The deputy minister of Trade and Industry, Mzwandile Masina, says that South Africa is regressing when it comes to Black Economic Empowerment (BEE).
In an interview with the SABC, he said that while there were good intentions in 2003 when the BBBEE legislation was enacted, the private sector has undermined its purpose.
He noted that some companies are recording black employees as stakeholders without their knowledge, in order to boost their BEE ranking. This practice is referred to as fronting.
Masina said that some people are not even aware that they are in company BEE certificates, when that company applies for a tender.
The deputy minister said that the government has established a BEE Commission to police compliance, and transformation. He said that more often than not, it was the big companies who are the culprits of fronting.
Masina said that the government is tightening legislation around fronting and that through new amendments to the legislation, the department is able to criminalize the act.
The penalty for fronting is a fine, up to 10 years imprisonment, or both.
“Until we have majority of our people participating in the mainstream economy, we are not making any headway,” Masina said.
“If you look at management, both either top management or senior management level, about 70% of the senior managers in the private sector are white, and yet we have a number of qualified black people who could be taking up those positions,” Masina told the SABC.
“At the level of CEO for instance, we’ve regressed from 15% of the top 40 listed companies (on the JSE), to about 10%.”
Masina was referring to data from the 2015 Jack Hammer Executive Report which showed that the number of black CEOs running the top 40 JSE listed companies has declined from 15% in 2014 to only 10% in 2015.
The report also showed that‚ out of a total of 334 people constituting the executive teams in SA’s Top 40 companies‚ 21% were black South Africans.

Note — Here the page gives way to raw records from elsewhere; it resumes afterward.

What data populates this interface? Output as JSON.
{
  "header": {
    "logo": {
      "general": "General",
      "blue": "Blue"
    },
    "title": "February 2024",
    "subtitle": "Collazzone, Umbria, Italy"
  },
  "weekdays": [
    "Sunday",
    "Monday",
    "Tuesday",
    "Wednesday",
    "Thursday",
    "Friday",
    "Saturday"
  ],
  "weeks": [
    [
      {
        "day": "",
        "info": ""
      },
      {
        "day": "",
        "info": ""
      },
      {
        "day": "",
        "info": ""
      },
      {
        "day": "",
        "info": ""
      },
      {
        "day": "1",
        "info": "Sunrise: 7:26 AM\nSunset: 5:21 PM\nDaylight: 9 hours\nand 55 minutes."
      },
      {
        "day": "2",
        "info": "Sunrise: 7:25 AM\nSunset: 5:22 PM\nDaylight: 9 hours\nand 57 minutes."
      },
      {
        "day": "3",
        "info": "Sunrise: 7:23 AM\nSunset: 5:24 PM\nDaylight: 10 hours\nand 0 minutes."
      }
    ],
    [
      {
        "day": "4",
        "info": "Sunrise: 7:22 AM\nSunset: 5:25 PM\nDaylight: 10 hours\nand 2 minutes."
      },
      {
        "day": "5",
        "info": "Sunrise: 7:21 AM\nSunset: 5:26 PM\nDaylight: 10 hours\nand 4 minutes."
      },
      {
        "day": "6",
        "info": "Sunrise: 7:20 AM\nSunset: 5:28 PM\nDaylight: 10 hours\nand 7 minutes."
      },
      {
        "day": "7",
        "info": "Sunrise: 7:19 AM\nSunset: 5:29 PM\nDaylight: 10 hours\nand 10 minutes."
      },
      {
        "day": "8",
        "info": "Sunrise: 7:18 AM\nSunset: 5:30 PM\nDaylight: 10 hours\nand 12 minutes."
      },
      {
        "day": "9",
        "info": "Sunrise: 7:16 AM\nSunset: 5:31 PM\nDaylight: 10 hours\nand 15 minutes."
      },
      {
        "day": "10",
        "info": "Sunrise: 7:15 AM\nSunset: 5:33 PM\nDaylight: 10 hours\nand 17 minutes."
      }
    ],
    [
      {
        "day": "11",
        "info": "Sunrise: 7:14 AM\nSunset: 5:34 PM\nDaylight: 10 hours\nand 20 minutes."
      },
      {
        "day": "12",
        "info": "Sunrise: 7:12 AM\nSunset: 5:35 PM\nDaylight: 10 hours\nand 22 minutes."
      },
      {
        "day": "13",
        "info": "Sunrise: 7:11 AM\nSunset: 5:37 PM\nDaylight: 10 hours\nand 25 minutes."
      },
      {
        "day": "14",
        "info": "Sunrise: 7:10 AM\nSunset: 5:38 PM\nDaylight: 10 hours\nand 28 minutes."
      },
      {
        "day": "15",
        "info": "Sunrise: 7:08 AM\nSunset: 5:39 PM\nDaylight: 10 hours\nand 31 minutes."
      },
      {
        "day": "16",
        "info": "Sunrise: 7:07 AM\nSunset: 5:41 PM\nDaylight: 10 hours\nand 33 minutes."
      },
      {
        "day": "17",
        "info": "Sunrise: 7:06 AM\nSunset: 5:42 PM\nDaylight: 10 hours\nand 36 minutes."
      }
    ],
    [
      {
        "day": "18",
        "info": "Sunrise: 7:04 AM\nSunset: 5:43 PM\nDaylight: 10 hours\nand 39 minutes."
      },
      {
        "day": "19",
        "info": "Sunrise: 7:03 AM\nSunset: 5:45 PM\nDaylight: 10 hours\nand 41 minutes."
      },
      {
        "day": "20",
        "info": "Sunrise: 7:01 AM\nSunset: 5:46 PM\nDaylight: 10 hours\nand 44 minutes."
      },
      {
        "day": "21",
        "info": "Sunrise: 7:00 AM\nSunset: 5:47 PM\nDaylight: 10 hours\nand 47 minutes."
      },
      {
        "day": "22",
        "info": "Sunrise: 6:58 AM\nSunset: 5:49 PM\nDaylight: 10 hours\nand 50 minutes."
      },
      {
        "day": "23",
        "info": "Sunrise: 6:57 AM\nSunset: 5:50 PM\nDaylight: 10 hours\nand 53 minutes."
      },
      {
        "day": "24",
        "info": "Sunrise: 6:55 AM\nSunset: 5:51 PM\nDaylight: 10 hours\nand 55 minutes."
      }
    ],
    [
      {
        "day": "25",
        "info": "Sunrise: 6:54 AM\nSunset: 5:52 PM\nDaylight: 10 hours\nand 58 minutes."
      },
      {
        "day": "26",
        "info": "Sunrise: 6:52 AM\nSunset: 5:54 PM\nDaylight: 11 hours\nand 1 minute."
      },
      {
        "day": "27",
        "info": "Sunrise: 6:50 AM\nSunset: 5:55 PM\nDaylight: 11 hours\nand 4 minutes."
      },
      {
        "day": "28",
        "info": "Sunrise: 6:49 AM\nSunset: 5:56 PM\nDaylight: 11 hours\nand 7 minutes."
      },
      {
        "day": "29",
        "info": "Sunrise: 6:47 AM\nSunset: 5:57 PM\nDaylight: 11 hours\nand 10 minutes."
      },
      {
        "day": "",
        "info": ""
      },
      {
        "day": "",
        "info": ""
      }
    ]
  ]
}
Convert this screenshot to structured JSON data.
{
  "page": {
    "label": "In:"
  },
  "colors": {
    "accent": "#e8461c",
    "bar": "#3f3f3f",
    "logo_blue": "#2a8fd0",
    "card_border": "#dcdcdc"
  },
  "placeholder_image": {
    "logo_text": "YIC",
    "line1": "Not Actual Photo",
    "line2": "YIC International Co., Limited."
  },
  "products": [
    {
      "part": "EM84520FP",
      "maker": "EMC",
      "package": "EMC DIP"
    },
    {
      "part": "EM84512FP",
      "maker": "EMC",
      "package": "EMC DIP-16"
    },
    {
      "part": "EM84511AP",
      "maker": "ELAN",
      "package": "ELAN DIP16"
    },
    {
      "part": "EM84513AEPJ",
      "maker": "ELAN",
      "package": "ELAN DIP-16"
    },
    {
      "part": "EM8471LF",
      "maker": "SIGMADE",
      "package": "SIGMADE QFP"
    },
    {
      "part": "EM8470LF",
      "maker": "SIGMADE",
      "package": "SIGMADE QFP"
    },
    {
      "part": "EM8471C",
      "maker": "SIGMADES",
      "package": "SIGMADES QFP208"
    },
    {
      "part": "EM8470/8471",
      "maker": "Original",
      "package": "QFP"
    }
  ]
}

Research conducted by BusinessTech found that of 537 directors on South Africa’s top 40 listed company boards in 2015, 72% (386) were white.